PROBLEM TO SOLVE
Work out the number of lines in the records that include the word "example"; reply with that number alone.

RECORDED DATA
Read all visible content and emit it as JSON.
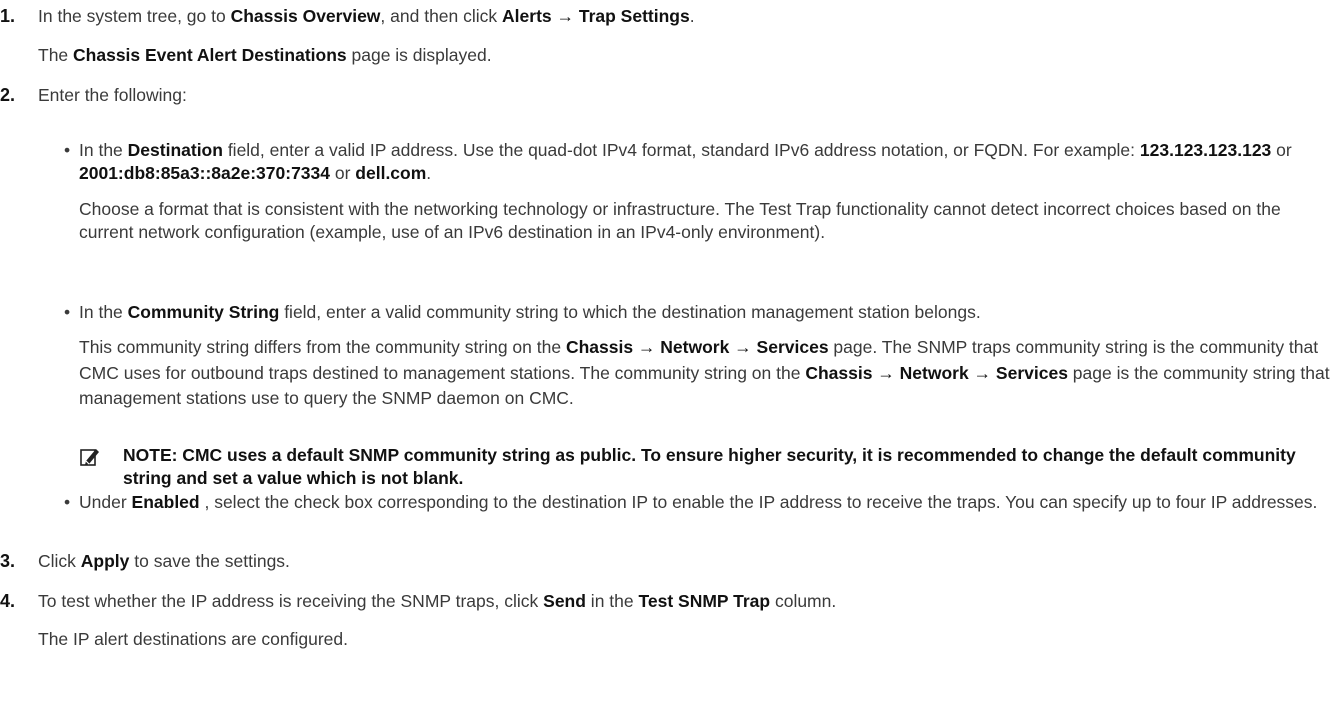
{
  "steps": [
    {
      "number": "1.",
      "parts": [
        "In the system tree, go to ",
        "Chassis Overview",
        ", and then click ",
        "Alerts → Trap Settings",
        "."
      ],
      "result_parts": [
        "The ",
        "Chassis Event Alert Destinations",
        " page is displayed."
      ]
    },
    {
      "number": "2.",
      "intro": "Enter the following:",
      "bullets": [
        {
          "bullet": "•",
          "p1_parts": [
            "In the ",
            "Destination",
            " field, enter a valid IP address. Use the quad-dot IPv4 format, standard IPv6 address notation, or FQDN. For example: ",
            "123.123.123.123",
            " or ",
            "2001:db8:85a3::8a2e:370:7334",
            " or ",
            "dell.com",
            "."
          ],
          "p2": "Choose a format that is consistent with the networking technology or infrastructure. The Test Trap functionality cannot detect incorrect choices based on the current network configuration (example, use of an IPv6 destination in an IPv4-only environment)."
        },
        {
          "bullet": "•",
          "p1_parts": [
            "In the ",
            "Community String",
            " field, enter a valid community string to which the destination management station belongs."
          ],
          "p2_parts": [
            "This community string differs from the community string on the ",
            "Chassis → Network → Services",
            " page. The SNMP traps community string is the community that CMC uses for outbound traps destined to management stations. The community string on the ",
            "Chassis → Network → Services",
            " page is the community string that management stations use to query the SNMP daemon on CMC."
          ],
          "note": "NOTE: CMC uses a default SNMP community string as public. To ensure higher security, it is recommended to change the default community string and set a value which is not blank."
        },
        {
          "bullet": "•",
          "p1_parts": [
            "Under ",
            "Enabled",
            " , select the check box corresponding to the destination IP to enable the IP address to receive the traps. You can specify up to four IP addresses."
          ]
        }
      ]
    },
    {
      "number": "3.",
      "parts": [
        "Click ",
        "Apply",
        " to save the settings."
      ]
    },
    {
      "number": "4.",
      "parts": [
        "To test whether the IP address is receiving the SNMP traps, click ",
        "Send",
        " in the ",
        "Test SNMP Trap",
        " column."
      ],
      "result": "The IP alert destinations are configured."
    }
  ],
  "icons": {
    "note": "pencil-note-icon"
  }
}
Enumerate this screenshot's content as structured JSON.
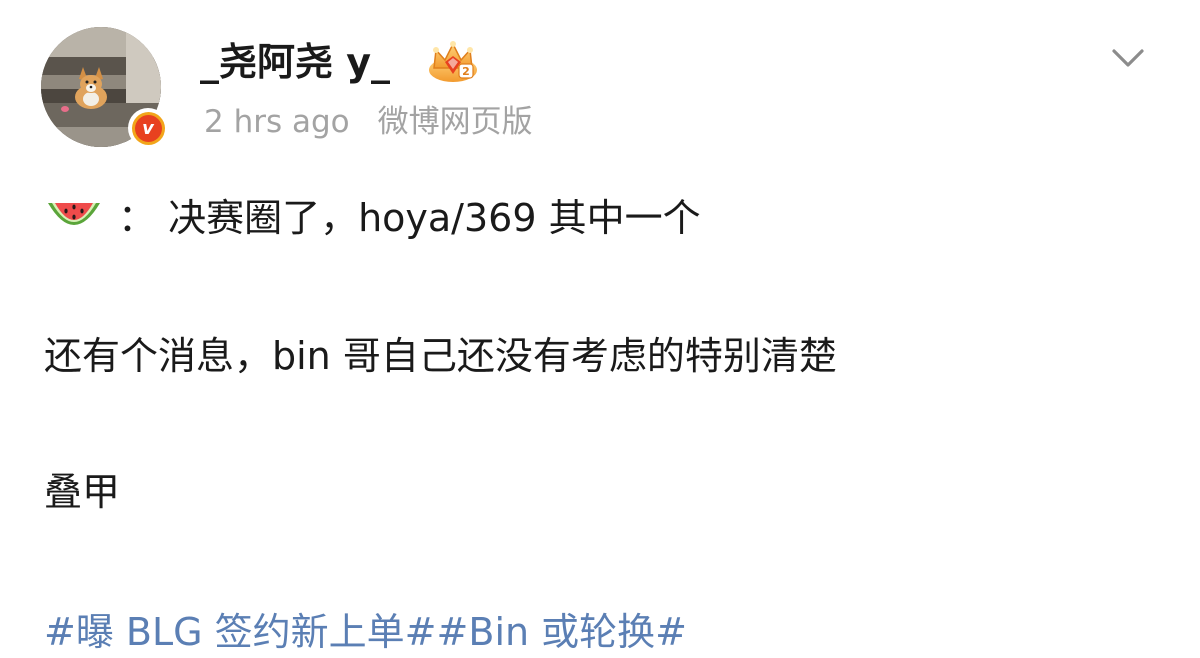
{
  "header": {
    "username": "_尧阿尧 y_",
    "time": "2 hrs ago",
    "source": "微博网页版",
    "badge_letter": "v"
  },
  "icons": {
    "avatar": "corgi-avatar",
    "verified": "verified-v-badge",
    "crown": "crown-level-2-icon",
    "more": "chevron-down-icon",
    "emoji": "watermelon-icon"
  },
  "crown_level": "2",
  "post": {
    "line1": "： 决赛圈了，hoya/369 其中一个",
    "line2": "还有个消息，bin 哥自己还没有考虑的特别清楚",
    "line3": "叠甲",
    "hashtag1": "#曝 BLG 签约新上单#",
    "hashtag2": "#Bin 或轮换#"
  },
  "colors": {
    "text": "#1a1a1a",
    "meta": "#a3a3a3",
    "hashtag": "#5b7fb4",
    "badge_orange": "#f2a51a",
    "badge_red": "#e8411f"
  }
}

OUTPUT OF THE TASK
2